--- Entries provided Enclosed Below ---

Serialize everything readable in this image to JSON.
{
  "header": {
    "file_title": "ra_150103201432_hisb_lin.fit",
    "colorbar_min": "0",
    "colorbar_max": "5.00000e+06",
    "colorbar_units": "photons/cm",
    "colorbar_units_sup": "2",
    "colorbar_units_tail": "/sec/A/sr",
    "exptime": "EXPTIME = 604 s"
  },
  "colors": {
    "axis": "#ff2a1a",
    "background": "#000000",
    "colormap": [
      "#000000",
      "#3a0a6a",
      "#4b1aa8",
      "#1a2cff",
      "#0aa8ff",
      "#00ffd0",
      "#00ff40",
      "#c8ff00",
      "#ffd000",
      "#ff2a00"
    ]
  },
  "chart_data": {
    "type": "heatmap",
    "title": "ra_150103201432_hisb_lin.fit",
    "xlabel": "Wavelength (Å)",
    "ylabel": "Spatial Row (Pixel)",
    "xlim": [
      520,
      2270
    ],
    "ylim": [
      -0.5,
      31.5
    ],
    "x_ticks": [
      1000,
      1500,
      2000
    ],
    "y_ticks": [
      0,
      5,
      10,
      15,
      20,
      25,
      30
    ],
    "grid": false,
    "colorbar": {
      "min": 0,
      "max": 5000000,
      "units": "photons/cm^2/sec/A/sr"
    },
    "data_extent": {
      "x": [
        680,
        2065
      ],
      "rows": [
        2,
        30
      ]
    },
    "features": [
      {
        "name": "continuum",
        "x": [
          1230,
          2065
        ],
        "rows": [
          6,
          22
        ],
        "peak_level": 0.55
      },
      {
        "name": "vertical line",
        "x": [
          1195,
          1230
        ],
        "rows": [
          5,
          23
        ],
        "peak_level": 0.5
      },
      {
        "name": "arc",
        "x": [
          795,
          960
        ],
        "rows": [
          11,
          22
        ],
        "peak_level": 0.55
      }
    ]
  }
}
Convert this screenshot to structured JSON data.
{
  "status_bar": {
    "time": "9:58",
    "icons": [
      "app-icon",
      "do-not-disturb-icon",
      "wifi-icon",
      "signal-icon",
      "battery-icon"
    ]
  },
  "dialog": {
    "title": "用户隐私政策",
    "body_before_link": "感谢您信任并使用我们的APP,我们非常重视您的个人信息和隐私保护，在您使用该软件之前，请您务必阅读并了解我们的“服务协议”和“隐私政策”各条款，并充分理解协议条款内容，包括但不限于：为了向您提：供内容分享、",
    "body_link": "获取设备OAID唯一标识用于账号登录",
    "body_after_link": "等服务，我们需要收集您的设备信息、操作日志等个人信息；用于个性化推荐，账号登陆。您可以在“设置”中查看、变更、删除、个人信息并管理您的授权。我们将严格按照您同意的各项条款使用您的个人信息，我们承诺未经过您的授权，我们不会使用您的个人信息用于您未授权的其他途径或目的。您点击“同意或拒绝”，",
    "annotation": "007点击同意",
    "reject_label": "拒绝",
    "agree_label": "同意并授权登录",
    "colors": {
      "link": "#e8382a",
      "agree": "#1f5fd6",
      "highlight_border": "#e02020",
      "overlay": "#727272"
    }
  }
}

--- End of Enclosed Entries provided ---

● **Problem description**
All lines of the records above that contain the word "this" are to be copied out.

● **Response area**
Serialize everything readable in this image to JSON.
Convert this screenshot to structured JSON data.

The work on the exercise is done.